The lay magistracy is seen as too white, middle aged and middle class, prompting calls to “open up the magistracy to ex offenders and review eligibility “relating to previous convictions.”
The report also urges the Ministry of Justice to look at whether unimplemented provisions of the Equality Act 2010 can be brought into force, so that positive action to be used in the selection of JPs.
At present local advisory committees who effectively make appointments have discretion over whether a criminal conviction is a bar to serving as a magistrate.
Minor motoring offences are not usually a bar to appointment as a JP but serious motoring offences may be as would suspension of a driving licence.

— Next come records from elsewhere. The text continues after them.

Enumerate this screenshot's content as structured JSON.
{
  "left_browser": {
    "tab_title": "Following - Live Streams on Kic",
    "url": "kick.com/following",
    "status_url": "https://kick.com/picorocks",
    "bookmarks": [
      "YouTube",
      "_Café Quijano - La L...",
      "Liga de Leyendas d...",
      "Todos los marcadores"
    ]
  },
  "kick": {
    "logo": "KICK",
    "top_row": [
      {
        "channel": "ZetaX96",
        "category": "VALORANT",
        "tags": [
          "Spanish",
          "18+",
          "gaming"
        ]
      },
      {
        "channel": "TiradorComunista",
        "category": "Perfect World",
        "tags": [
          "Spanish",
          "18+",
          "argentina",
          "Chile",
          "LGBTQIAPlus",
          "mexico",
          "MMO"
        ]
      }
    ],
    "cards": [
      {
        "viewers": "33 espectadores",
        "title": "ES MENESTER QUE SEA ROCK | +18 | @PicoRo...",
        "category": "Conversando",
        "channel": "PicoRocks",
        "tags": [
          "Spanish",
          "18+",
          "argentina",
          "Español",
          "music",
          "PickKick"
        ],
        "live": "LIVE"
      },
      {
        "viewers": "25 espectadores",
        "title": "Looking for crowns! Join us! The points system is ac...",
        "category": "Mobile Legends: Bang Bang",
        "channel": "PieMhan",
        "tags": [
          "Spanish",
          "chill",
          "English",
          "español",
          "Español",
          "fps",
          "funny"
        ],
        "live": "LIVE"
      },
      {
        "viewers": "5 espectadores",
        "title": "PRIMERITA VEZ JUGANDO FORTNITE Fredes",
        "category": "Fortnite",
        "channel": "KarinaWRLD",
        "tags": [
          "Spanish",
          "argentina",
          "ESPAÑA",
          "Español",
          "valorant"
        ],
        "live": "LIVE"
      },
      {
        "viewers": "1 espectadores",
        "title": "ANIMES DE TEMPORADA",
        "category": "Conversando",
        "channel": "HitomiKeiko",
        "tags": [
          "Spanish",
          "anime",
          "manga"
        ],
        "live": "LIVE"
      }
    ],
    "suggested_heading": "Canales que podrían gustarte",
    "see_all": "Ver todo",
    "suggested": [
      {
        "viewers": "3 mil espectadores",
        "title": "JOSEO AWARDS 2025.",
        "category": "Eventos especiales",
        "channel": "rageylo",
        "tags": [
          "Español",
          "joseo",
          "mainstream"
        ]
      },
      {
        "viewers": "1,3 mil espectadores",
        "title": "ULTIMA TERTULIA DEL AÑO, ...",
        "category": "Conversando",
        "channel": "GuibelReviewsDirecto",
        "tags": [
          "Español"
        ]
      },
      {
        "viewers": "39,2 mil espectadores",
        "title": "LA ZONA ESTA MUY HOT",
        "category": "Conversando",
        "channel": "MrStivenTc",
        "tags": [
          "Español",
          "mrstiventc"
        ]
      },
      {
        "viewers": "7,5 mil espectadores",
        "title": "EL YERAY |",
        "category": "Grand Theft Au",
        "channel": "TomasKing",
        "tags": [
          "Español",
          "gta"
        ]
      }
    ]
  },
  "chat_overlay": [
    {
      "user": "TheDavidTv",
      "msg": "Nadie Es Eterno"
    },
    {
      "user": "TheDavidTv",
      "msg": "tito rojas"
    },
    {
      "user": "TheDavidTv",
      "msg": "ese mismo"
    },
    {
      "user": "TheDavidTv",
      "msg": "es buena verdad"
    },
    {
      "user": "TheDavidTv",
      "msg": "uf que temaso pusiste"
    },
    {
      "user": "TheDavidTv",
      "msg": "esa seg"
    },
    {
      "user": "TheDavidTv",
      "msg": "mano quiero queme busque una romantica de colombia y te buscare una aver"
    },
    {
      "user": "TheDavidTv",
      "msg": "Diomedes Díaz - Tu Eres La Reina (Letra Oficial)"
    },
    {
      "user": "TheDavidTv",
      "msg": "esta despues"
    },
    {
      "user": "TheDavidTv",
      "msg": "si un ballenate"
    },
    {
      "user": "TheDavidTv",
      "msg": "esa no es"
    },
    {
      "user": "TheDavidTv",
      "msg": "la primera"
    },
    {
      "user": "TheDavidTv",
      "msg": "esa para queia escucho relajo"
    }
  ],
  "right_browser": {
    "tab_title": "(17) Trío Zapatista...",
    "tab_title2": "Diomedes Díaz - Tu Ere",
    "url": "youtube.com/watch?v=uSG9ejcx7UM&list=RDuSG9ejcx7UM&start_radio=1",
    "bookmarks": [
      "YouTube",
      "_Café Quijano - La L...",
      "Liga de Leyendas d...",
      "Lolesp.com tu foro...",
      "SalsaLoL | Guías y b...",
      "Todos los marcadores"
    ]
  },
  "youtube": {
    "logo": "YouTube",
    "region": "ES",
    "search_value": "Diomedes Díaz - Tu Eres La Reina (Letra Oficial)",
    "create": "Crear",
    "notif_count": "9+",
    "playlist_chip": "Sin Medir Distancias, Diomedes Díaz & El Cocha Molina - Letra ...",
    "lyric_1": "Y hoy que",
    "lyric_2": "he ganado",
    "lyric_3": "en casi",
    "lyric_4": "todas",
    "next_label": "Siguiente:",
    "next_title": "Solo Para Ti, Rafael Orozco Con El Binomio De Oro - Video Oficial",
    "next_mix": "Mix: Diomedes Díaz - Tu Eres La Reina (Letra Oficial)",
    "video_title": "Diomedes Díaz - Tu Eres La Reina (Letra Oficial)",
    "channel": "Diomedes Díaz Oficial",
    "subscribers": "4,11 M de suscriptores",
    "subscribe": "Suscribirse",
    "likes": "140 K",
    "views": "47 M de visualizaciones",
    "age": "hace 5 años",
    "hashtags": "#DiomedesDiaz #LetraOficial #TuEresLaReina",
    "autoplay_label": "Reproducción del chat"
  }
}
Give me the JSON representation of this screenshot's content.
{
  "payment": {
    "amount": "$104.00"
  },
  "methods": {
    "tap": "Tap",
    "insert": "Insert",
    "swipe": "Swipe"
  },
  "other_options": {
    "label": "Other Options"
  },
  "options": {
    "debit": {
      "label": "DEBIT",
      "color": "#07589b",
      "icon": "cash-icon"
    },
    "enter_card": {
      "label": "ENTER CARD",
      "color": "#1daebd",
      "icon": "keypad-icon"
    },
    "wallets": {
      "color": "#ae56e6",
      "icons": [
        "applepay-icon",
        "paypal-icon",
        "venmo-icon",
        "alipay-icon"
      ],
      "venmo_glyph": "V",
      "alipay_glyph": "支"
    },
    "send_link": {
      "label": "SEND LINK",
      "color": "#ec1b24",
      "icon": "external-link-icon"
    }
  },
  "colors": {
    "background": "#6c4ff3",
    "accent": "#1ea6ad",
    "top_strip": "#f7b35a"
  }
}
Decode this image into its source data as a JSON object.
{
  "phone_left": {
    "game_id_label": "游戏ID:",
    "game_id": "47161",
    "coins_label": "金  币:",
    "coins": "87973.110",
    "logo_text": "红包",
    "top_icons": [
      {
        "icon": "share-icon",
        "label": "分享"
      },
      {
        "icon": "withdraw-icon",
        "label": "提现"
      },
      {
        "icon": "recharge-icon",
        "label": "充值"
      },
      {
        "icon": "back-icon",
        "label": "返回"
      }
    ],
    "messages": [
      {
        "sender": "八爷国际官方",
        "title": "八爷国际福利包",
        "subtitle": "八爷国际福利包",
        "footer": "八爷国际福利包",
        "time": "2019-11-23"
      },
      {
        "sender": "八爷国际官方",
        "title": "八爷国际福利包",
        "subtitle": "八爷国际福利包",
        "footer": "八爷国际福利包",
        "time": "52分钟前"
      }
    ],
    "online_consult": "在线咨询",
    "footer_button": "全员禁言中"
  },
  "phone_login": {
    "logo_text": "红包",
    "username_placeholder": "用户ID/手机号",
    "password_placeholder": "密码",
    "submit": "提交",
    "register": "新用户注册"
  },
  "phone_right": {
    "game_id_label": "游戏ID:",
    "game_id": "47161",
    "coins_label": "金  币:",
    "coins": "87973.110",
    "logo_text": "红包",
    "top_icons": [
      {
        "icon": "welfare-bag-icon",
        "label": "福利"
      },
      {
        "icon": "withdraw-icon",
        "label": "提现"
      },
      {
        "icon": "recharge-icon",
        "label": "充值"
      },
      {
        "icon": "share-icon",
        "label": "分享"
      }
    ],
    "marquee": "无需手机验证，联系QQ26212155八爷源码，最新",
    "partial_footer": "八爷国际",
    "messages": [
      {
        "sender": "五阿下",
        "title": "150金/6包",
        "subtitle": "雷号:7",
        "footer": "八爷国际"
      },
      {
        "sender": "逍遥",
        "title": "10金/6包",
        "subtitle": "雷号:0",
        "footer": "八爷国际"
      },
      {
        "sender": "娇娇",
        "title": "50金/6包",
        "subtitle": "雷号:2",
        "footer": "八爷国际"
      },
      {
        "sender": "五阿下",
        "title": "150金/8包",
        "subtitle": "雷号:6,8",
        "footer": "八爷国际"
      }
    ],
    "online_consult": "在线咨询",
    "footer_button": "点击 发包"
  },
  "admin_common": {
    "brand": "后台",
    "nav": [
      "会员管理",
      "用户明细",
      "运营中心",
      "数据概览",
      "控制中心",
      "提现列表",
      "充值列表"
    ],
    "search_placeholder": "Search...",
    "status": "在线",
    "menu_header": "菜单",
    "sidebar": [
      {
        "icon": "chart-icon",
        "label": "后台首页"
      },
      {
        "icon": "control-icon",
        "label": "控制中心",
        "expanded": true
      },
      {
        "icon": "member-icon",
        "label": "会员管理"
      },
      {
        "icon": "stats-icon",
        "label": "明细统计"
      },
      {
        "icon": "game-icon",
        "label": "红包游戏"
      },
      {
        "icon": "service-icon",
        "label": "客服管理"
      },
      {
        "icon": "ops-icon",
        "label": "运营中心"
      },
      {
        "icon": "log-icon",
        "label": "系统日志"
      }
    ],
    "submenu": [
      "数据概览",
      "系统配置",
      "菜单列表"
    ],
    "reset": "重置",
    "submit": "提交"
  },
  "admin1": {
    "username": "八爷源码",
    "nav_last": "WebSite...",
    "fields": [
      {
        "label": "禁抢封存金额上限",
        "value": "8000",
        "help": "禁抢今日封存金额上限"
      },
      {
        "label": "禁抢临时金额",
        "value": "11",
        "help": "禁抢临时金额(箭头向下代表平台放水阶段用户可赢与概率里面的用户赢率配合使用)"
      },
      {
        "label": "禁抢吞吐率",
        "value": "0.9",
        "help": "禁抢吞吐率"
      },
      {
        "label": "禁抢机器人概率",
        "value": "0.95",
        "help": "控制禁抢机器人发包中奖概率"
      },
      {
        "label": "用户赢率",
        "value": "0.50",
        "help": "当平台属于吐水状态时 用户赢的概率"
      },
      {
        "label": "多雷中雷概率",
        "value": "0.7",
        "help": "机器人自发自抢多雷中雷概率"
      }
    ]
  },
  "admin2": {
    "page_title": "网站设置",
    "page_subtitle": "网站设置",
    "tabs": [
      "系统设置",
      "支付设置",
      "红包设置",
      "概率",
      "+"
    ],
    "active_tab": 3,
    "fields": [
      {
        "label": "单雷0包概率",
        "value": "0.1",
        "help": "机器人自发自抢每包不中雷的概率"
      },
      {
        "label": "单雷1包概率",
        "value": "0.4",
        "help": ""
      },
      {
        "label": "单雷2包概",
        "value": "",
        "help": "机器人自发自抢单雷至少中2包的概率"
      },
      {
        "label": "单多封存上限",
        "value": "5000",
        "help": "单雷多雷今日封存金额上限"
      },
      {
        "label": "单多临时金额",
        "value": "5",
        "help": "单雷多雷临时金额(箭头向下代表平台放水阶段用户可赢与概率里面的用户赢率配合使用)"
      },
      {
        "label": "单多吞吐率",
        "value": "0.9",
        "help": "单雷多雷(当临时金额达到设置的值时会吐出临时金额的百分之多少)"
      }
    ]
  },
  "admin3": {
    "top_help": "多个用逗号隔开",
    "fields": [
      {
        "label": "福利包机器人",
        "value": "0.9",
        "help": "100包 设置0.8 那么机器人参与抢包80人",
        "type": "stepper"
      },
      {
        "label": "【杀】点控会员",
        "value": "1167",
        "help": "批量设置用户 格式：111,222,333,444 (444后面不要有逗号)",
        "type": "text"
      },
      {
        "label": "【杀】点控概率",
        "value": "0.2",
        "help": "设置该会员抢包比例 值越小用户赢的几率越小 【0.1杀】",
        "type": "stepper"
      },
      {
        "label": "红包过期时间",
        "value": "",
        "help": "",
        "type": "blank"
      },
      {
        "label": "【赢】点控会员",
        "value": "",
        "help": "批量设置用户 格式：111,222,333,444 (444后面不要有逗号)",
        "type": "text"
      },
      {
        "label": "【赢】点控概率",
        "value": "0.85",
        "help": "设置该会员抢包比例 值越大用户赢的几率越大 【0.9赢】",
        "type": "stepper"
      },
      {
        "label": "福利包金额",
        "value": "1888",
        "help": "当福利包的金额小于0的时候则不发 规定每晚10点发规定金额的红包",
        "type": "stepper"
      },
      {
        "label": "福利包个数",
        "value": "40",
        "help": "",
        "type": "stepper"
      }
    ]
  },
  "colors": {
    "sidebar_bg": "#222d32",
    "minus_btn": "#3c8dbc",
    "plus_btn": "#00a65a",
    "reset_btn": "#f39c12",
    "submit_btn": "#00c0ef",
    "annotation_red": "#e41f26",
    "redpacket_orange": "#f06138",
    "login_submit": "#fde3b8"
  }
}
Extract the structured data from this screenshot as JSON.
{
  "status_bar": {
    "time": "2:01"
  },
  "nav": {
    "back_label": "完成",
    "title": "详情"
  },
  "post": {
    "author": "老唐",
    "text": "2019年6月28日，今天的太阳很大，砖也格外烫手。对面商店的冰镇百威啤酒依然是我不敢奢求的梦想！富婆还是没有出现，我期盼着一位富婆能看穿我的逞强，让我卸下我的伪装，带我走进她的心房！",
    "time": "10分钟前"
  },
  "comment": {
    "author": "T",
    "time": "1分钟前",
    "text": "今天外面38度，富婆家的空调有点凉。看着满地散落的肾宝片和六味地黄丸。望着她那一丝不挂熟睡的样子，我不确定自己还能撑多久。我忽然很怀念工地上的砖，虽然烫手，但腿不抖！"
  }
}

Undischarged bankrupts are not eligible.
John Fassenfelt, chairman of the Magistrates’ Association, indicated that the idea would be controversial.
“It is not for me to comment: it is for the Government to take a view on that [lifting restrictions on eligibility] but I can say that I think some magistrates would have concerns about it.”
Other key findings are:
* It is “essential” that those sitting in judgment on others should be living or working in the communities they serve as well as being independent, impartial, competent and trained
* The magistracy — although more diverse than other parts of the judiciary — is still not “truly representative” of the communities it serves, especially in terms of class, age and diversity
* The justice system for many people remains “opaque”, especially for victims who are still not kept informed about process and outcomes
* The public wants punishment to be part of the sentence but their priority is to stop the offending behaviour
* People want magistrates to be more involved in the local justice system and actively monitoring offenders after sentence and with rehabilitation and reintegration of offenders
* People want magistrates to communicate better with the public and say they should be at the heart of community justice, with more low-level cases hard in a less formal setting
The report concludes: “Magistrates are part of the community and magistrates’ courts operate in an open and transparent manner that is a key feature of criminal justice in a democracy.”
As well as measures to improve diversity, the report’s recommendations include: a more robust management of cases in court by magistrates to tackle delays; involving magistrates in reviewing out-of-court penalties; and doubling their sentencing powers from six to 12 months.
It suggests improving communication with the public through making sentences available electronically; providing more court open days; making more prison visits and opening up court houses for community activities.
Report by Frances Gibb, Legal editor, The Times